During each race, there may be some sort of mini-game to go through or even play during a break. They’ll have you answer random questions or try to solve a maze, among other tasks and it all just adds to the strangeness of Nippon Marathon. It’s really hard to give the game an identity as there’s really nothing else like it. What comes to mind for me is a title that came out earlier this year on consoles called Guts & Glory that had you performing insane stunts, or if you go even further back to a game called Pain, having you slingshot random people to inflict as much pain as possible.

The physics involved are what make Nippon Marathon so funny to play and there’s no way you can finish a race without falling at least once. This can get frustrating when as soon as you get up you’re knocked right back down again, but playing with your friends is hectic and it does provide a great deal of laughs because of how ridiculous it all is. Nippon is certainly much more fun to play in multiplayer, and sadly there is no online mode, but you can play with up to four others locally.
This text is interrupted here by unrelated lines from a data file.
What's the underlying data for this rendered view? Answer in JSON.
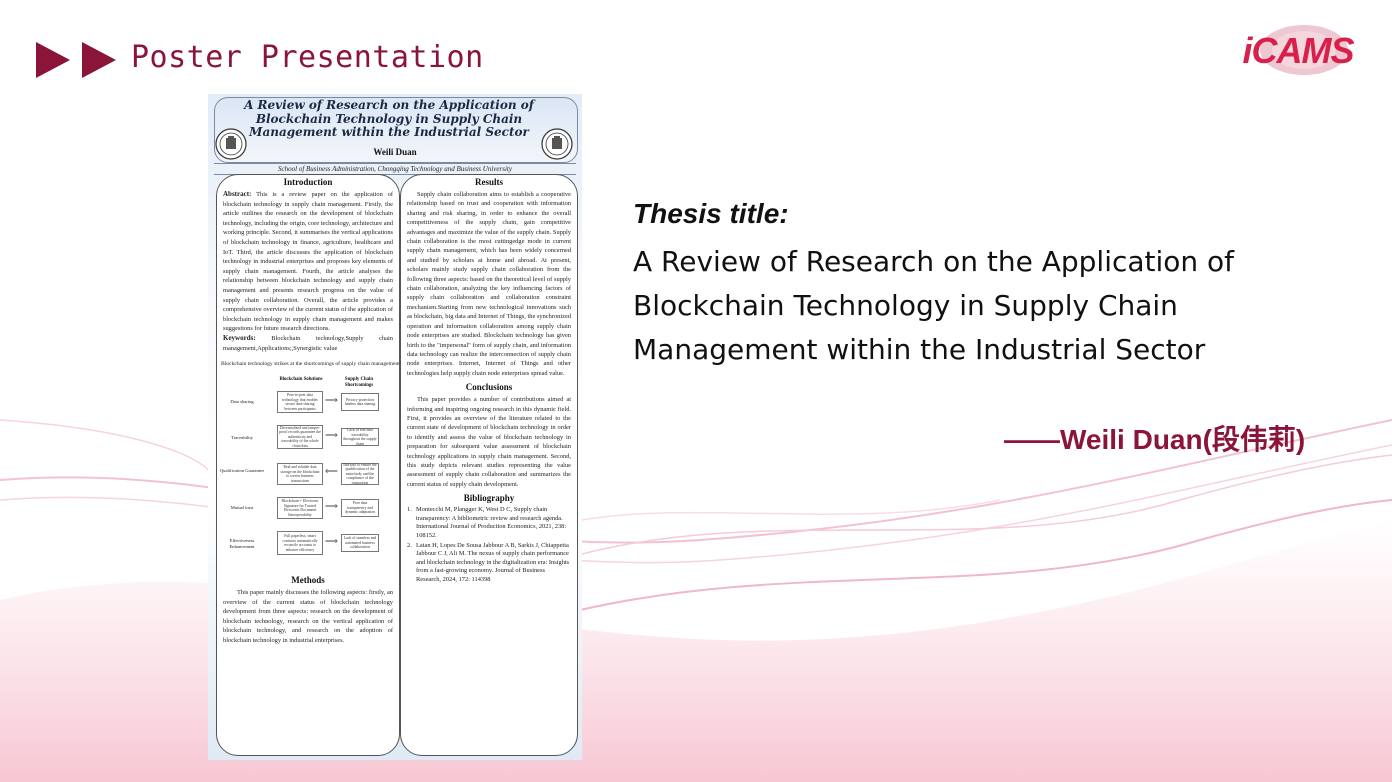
{
  "header": {
    "title": "Poster Presentation",
    "logo_text": "iCAMS",
    "accent_color": "#8b1538"
  },
  "poster": {
    "title": "A Review of Research on the Application of Blockchain Technology in Supply Chain Management within the Industrial Sector",
    "author": "Weili Duan",
    "affiliation": "School of Business Administration, Chongqing Technology and Business University",
    "introduction": {
      "heading": "Introduction",
      "abstract_label": "Abstract:",
      "abstract_text": " This is a review paper on the application of blockchain technology in supply chain management. Firstly, the article outlines the research on the development of blockchain technology, including the origin, core technology, architecture and working principle. Second, it summarises the vertical applications of blockchain technology in finance, agriculture, healthcare and IoT. Third, the article discusses the application of blockchain technology in industrial enterprises and proposes key elements of supply chain management. Fourth, the article analyses the relationship between blockchain technology and supply chain management and presents research progress on the value of supply chain collaboration. Overall, the article provides a comprehensive overview of the current status of the application of blockchain technology in supply chain management and makes suggestions for future research directions.",
      "keywords_label": "Keywords:",
      "keywords_text": " Blockchain technology,Supply chain management,Applications;,Synergistic value"
    },
    "figure": {
      "caption": "Blockchain technology strikes at the shortcomings of supply chain management",
      "col_left_header": "Blockchain Solutions",
      "col_right_header": "Supply Chain Shortcomings",
      "rows": [
        {
          "label": "Data sharing",
          "solution": "Peer-to-peer data technology that enables secure data sharing between participants",
          "shortcoming": "Privacy protection hinders data sharing"
        },
        {
          "label": "Traceability",
          "solution": "Decentralized and tamper-proof records guarantee the authenticity and traceability of the whole chain data",
          "shortcoming": "Lack of real data traceability throughout the supply chain"
        },
        {
          "label": "Qualification Guarantee",
          "solution": "Real and reliable data storage on the blockchain to screen business transactions",
          "shortcoming": "Difficult to ensure the qualification of the main body and the compliance of the transaction"
        },
        {
          "label": "Mutual trust",
          "solution": "Blockchain + Electronic Signature for Trusted Electronic Document Interoperability",
          "shortcoming": "Poor data transparency and dynamic adaptation"
        },
        {
          "label": "Effectiveness Enhancement",
          "solution": "Full paperless, smart contracts automatically reconcile accounts to enhance efficiency",
          "shortcoming": "Lack of seamless and automated business collaboration"
        }
      ]
    },
    "methods": {
      "heading": "Methods",
      "text": "This paper mainly discusses the following aspects: firstly, an overview of the current status of blockchain technology development from three aspects: research on the development of blockchain technology, research on the vertical application of blockchain technology, and research on the adoption of blockchain technology in industrial enterprises."
    },
    "results": {
      "heading": "Results",
      "text": "Supply chain collaboration aims to establish a cooperative relationship based on trust and cooperation with information sharing and risk sharing, in order to enhance the overall competitiveness of the supply chain, gain competitive advantages and maximize the value of the supply chain. Supply chain collaboration is the most cuttingedge mode in current supply chain management, which has been widely concerned and studied by scholars at home and abroad. At present, scholars mainly study supply chain collaboration from the following three aspects: based on the theoretical level of supply chain collaboration, analyzing the key influencing factors of supply chain collaboration and collaboration constraint mechanism.Starting from new technological innovations such as blockchain, big data and Internet of Things, the synchronized operation and information collaboration among supply chain node enterprises are studied. Blockchain technology has given birth to the \"impersonal\" form of supply chain, and information data technology can realize the interconnection of supply chain node enterprises. Internet, Internet of Things and other technologies help supply chain node enterprises spread value."
    },
    "conclusions": {
      "heading": "Conclusions",
      "text": "This paper provides a number of contributions aimed at informing and inspiring ongoing research in this dynamic field. First, it provides an overview of the literature related to the current state of development of blockchain technology in order to identify and assess the value of blockchain technology in preparation for subsequent value assessment of blockchain technology applications in supply chain management. Second, this study depicts relevant studies representing the value assessment of supply chain collaboration and summarizes the current status of supply chain development."
    },
    "bibliography": {
      "heading": "Bibliography",
      "items": [
        {
          "num": "1.",
          "text": "Montecchi M, Plangger K, West D C, Supply chain transparency: A bibliometric review and research agenda. International Journal of Production Economics, 2021, 238: 108152."
        },
        {
          "num": "2.",
          "text": "Latan H, Lopes De Sousa Jabbour A B, Sarkis J, Chiappetta Jabbour C J, Ali M. The nexus of supply chain performance and blockchain technology in the digitalization era: Insights from a fast-growing economy. Journal of Business Research, 2024, 172: 114398"
        }
      ]
    }
  },
  "thesis": {
    "label": "Thesis title:",
    "title": "A Review of Research on the Application of Blockchain Technology in Supply Chain Management within the Industrial Sector",
    "author": "——Weili Duan(段伟莉)"
  }
}
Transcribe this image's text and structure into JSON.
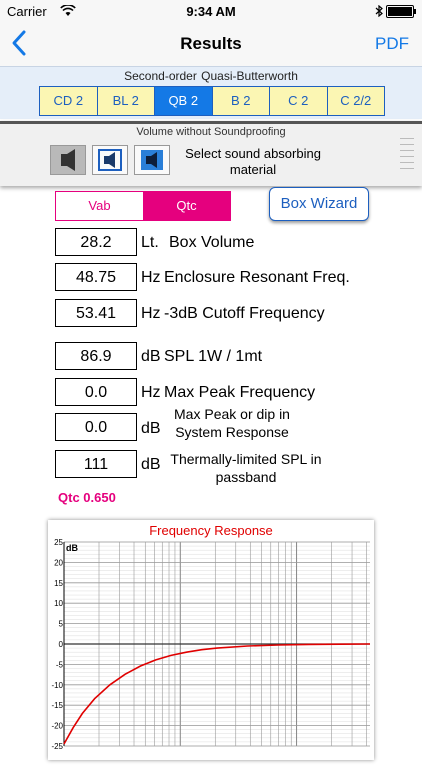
{
  "status_bar": {
    "carrier": "Carrier",
    "time": "9:34 AM"
  },
  "nav": {
    "title": "Results",
    "action": "PDF"
  },
  "alignment": {
    "label": "Second-order  Quasi-Butterworth",
    "segments": [
      "CD 2",
      "BL 2",
      "QB 2",
      "B 2",
      "C 2",
      "C 2/2"
    ],
    "selected": "QB 2"
  },
  "soundproofing": {
    "label": "Volume without Soundproofing",
    "text": "Select sound absorbing material"
  },
  "toggle": {
    "left": "Vab",
    "right": "Qtc",
    "selected": "Qtc"
  },
  "box_wizard": "Box Wizard",
  "rows": [
    {
      "value": "28.2",
      "unit": "Lt.",
      "desc": "Box Volume"
    },
    {
      "value": "48.75",
      "unit": "Hz",
      "desc": "Enclosure Resonant Freq."
    },
    {
      "value": "53.41",
      "unit": "Hz",
      "desc": "-3dB Cutoff Frequency"
    },
    {
      "value": "86.9",
      "unit": "dB",
      "desc": "SPL 1W / 1mt"
    },
    {
      "value": "0.0",
      "unit": "Hz",
      "desc": "Max Peak Frequency"
    },
    {
      "value": "0.0",
      "unit": "dB",
      "desc": "Max Peak or dip in System  Response"
    },
    {
      "value": "111",
      "unit": "dB",
      "desc": "Thermally-limited SPL in passband"
    }
  ],
  "qtc_label": "Qtc 0.650",
  "chart_data": {
    "type": "line",
    "title": "Frequency Response",
    "ylabel": "dB",
    "yticks": [
      25,
      20,
      15,
      10,
      5,
      0,
      -5,
      -10,
      -15,
      -20,
      -25
    ],
    "ylim": [
      -25,
      25
    ],
    "x": [
      0.0,
      0.03,
      0.06,
      0.1,
      0.15,
      0.2,
      0.25,
      0.3,
      0.35,
      0.4,
      0.45,
      0.5,
      0.6,
      0.7,
      0.8,
      0.9,
      1.0
    ],
    "series": [
      {
        "color": "#e00000",
        "values": [
          -24.5,
          -20.5,
          -17.0,
          -13.4,
          -10.0,
          -7.4,
          -5.4,
          -3.9,
          -2.8,
          -2.0,
          -1.4,
          -1.0,
          -0.5,
          -0.25,
          -0.1,
          -0.05,
          0.0
        ]
      }
    ],
    "grid": true
  },
  "colors": {
    "accent": "#1479e6",
    "magenta": "#e5007e",
    "segment_bg": "#fbf6b3"
  }
}
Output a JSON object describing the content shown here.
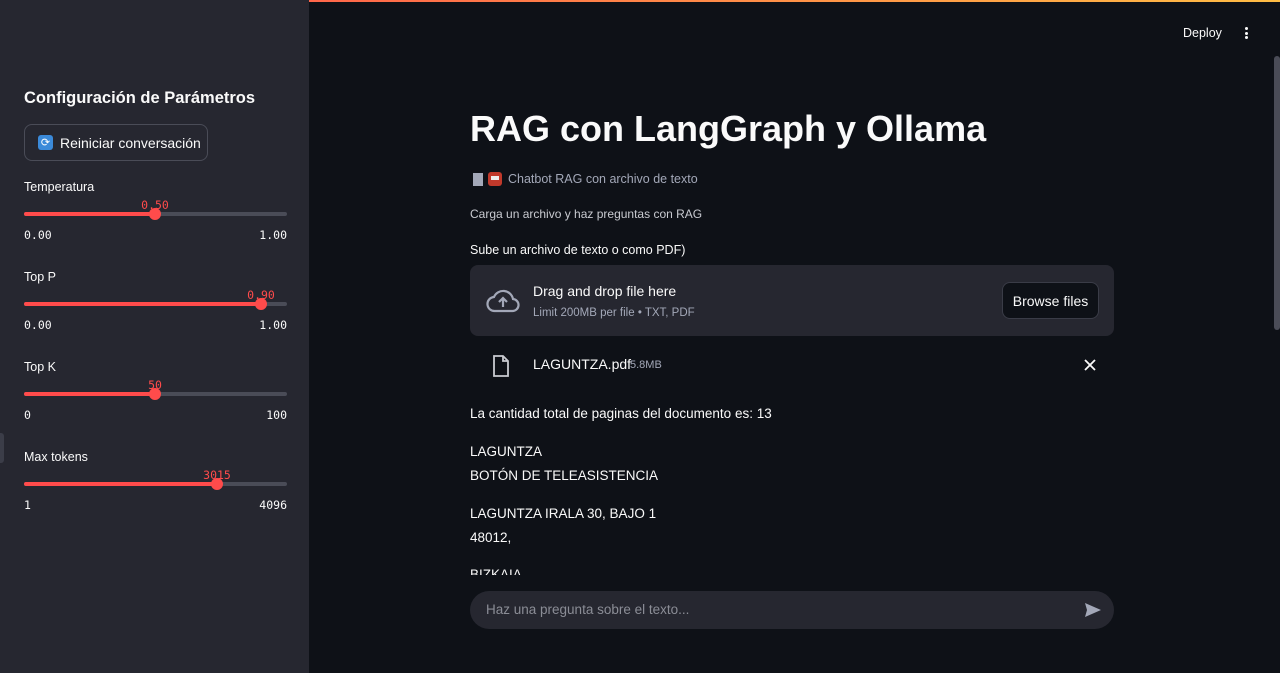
{
  "sidebar": {
    "title": "Configuración de Parámetros",
    "reset_label": "Reiniciar conversación",
    "sliders": [
      {
        "label": "Temperatura",
        "value": "0.50",
        "min": "0.00",
        "max": "1.00",
        "fraction": 0.5
      },
      {
        "label": "Top P",
        "value": "0.90",
        "min": "0.00",
        "max": "1.00",
        "fraction": 0.9
      },
      {
        "label": "Top K",
        "value": "50",
        "min": "0",
        "max": "100",
        "fraction": 0.5
      },
      {
        "label": "Max tokens",
        "value": "3015",
        "min": "1",
        "max": "4096",
        "fraction": 0.736
      }
    ]
  },
  "header": {
    "deploy_label": "Deploy",
    "menu_icon": "kebab-menu-icon"
  },
  "main": {
    "title": "RAG con LangGraph y Ollama",
    "caption": "Chatbot RAG con archivo de texto",
    "subtitle": "Carga un archivo y haz preguntas con RAG",
    "uploader_label": "Sube un archivo de texto o como PDF)",
    "dropzone": {
      "title": "Drag and drop file here",
      "limit": "Limit 200MB per file • TXT, PDF",
      "browse_label": "Browse files"
    },
    "file": {
      "name": "LAGUNTZA.pdf",
      "size": "5.8MB"
    },
    "page_count_text": "La cantidad total de paginas del documento es: 13",
    "doc_lines": [
      "LAGUNTZA",
      "BOTÓN DE TELEASISTENCIA",
      "LAGUNTZA IRALA 30, BAJO 1",
      "48012,",
      "BIZKAIA"
    ],
    "chat_placeholder": "Haz una pregunta sobre el texto..."
  },
  "colors": {
    "accent": "#ff4b4b",
    "sidebar_bg": "#262730",
    "main_bg": "#0e1117"
  }
}
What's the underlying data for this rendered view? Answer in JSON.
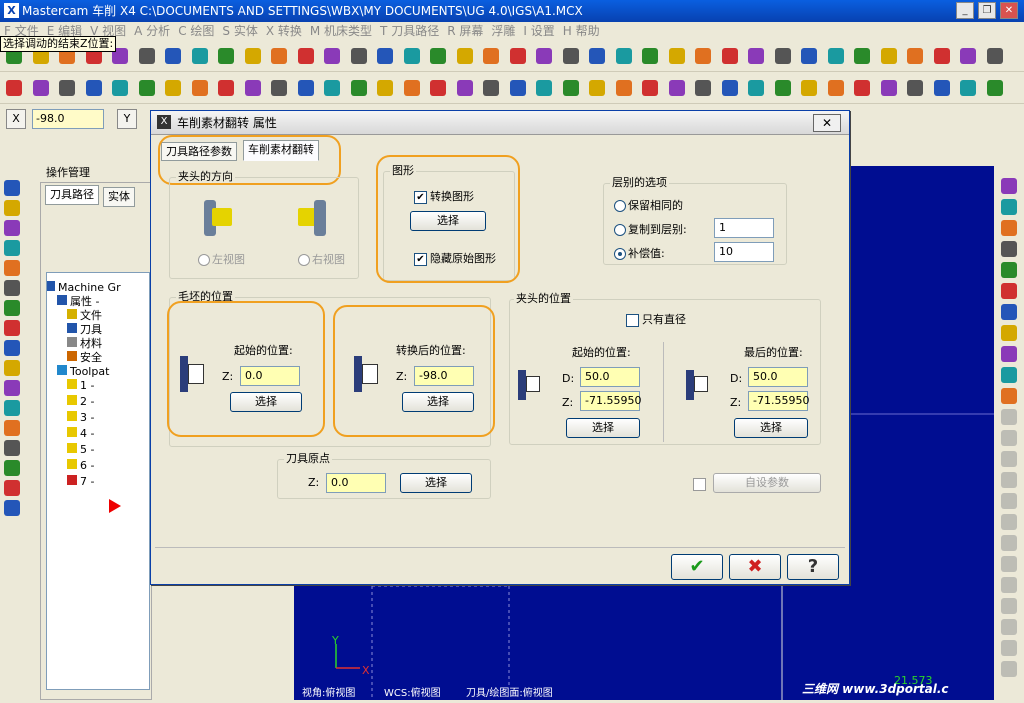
{
  "app": {
    "title": "Mastercam 车削  X4  C:\\DOCUMENTS AND SETTINGS\\WBX\\MY DOCUMENTS\\UG 4.0\\IGS\\A1.MCX"
  },
  "menu": [
    "F 文件",
    "E 编辑",
    "V 视图",
    "A 分析",
    "C 绘图",
    "S 实体",
    "X 转换",
    "M 机床类型",
    "T 刀具路径",
    "R 屏幕",
    "浮雕",
    "I 设置",
    "H 帮助"
  ],
  "hint": "选择调动的结束Z位置:",
  "coord": {
    "x_label": "X",
    "x_value": "-98.0",
    "y_label": "Y"
  },
  "opmgr": {
    "title": "操作管理",
    "tab_toolpath": "刀具路径",
    "tab_solid": "实体",
    "tree": [
      "Machine Gr",
      "属性 -",
      "文件",
      "刀具",
      "材料",
      "安全",
      "Toolpat",
      "1 -",
      "2 -",
      "3 -",
      "4 -",
      "5 -",
      "6 -",
      "7 -"
    ]
  },
  "status": [
    "视角:俯视图",
    "WCS:俯视图",
    "刀具/绘图面:俯视图"
  ],
  "watermark": "三维网 www.3dportal.c",
  "coord_readout": "21.573",
  "dialog": {
    "title": "车削素材翻转 属性",
    "tab1": "刀具路径参数",
    "tab2": "车削素材翻转",
    "chuck_dir": {
      "title": "夹头的方向",
      "left": "左视图",
      "right": "右视图"
    },
    "geometry": {
      "title": "图形",
      "convert": "转换图形",
      "select": "选择",
      "hide": "隐藏原始图形"
    },
    "level": {
      "title": "层别的选项",
      "keep": "保留相同的",
      "copy": "复制到层别:",
      "copy_value": "1",
      "offset": "补偿值:",
      "offset_value": "10"
    },
    "stock": {
      "title": "毛坯的位置",
      "start": "起始的位置:",
      "start_z": "0.0",
      "select": "选择",
      "after": "转换后的位置:",
      "after_z": "-98.0",
      "select2": "选择"
    },
    "chuck_pos": {
      "title": "夹头的位置",
      "diameter_only": "只有直径",
      "start": "起始的位置:",
      "start_d": "50.0",
      "start_z": "-71.55950",
      "end": "最后的位置:",
      "end_d": "50.0",
      "end_z": "-71.55950",
      "select": "选择",
      "select2": "选择"
    },
    "origin": {
      "title": "刀具原点",
      "z_label": "Z:",
      "z_value": "0.0",
      "select": "选择"
    },
    "labels": {
      "z": "Z:",
      "d": "D:"
    },
    "custom": "自设参数",
    "ok": "✔",
    "cancel": "✖",
    "help": "?"
  }
}
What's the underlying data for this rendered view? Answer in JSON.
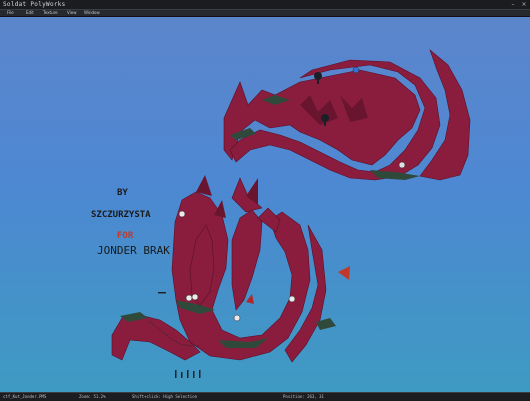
{
  "window": {
    "title": "Soldat PolyWorks",
    "minimize": "–",
    "close": "×"
  },
  "menu": {
    "items": [
      "File",
      "Edit",
      "Texture",
      "View",
      "Window"
    ]
  },
  "map": {
    "credits": {
      "line1": "BY",
      "line2": "SZCZURZYSTA",
      "line3": "FOR",
      "line4": "JONDER BRAK"
    },
    "colors": {
      "sky_top": "#5c86cc",
      "sky_bottom": "#3e9ac2",
      "polygon": "#8a1d3e",
      "polygon_dark": "#6a1530",
      "grass": "#2f4a3a",
      "flag_red": "#c0392b"
    }
  },
  "status": {
    "file": "ctf_Kut_Jonder.PMS",
    "zoom": "Zoom: 51.2%",
    "hint": "Shift+click: High Selection",
    "position": "Position: 263, 31"
  }
}
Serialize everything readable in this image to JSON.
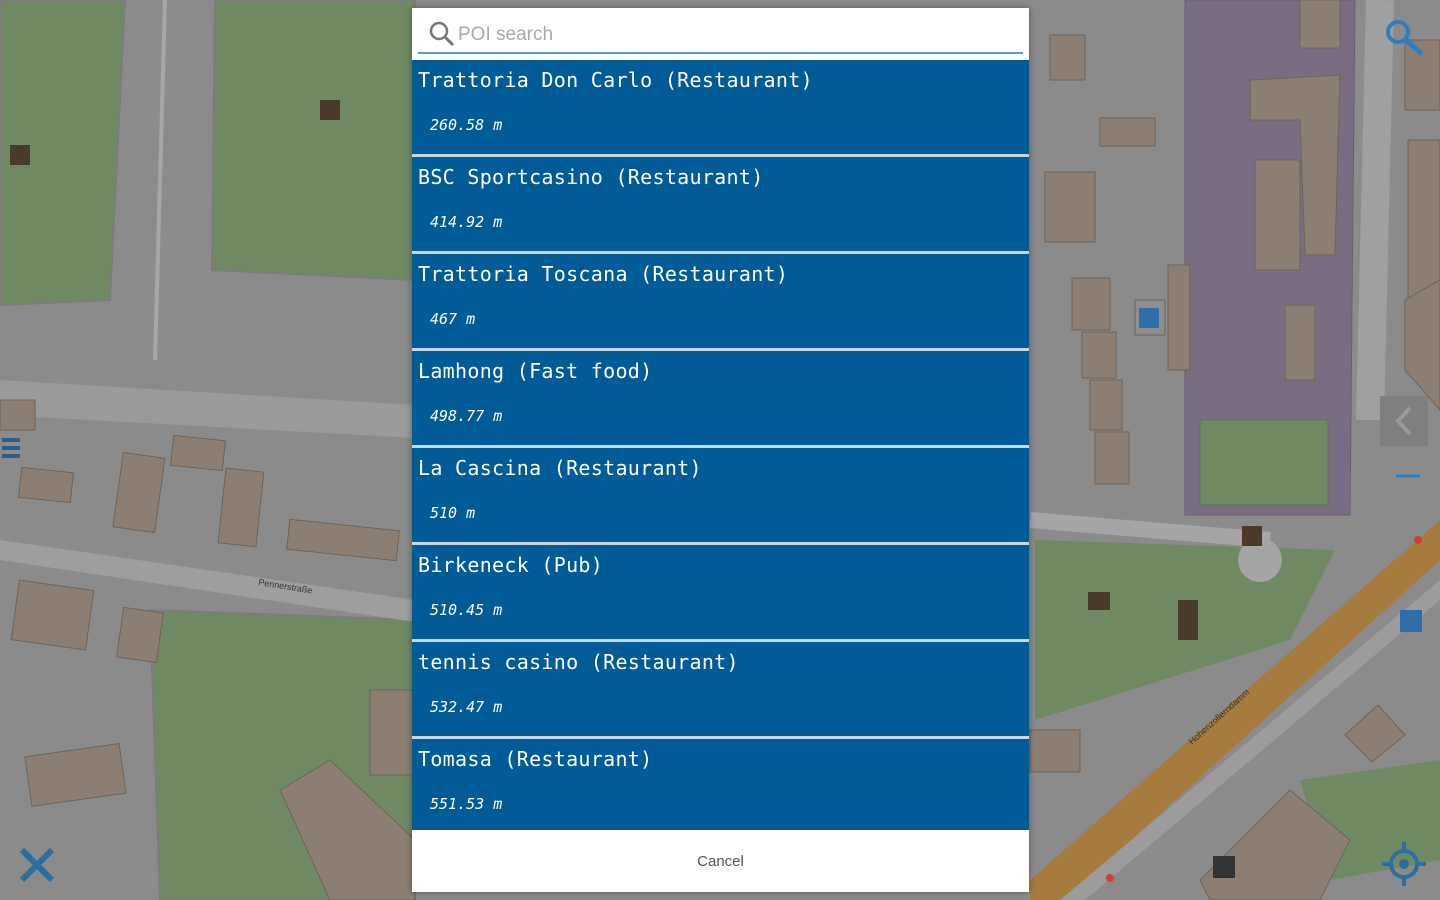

As stated before, Nippon Marathon is meant to not be a polished experience and even bad in some instances. The gameplay is sometimes not responsive on purpose and the exaggerated style takes some getting use to. Nippon feels very much like a Japanese title, from the way it animates, to the over-the-top voice acting and dialogue. The level designs are clever with many different environments to race through with urban streets, cliffs, school buildings, and even constructions zones.

Graphically, the lighting and effects look decent considering the budget and manpower of the title. Everything has a pasty-like aesthetic and the characters faces look ugly, but thankfully the eccentric soundtrack and out-of-control sound effects mesh well with what Nippon Marathon is trying to accomplish.

Overall, Nippon Marathon is a weird experiment of a game and it was really hard to put into words how I felt about it. I did have fun and enjoyed playing it for the silliness and humor, but the gameplay and overall presentation is lackluster in execution. If you have friends to play with, Nippon Marathon can be a good time, but just know the content provided might wear thin pretty quickly.

Nuke the Fridge Score: 5/10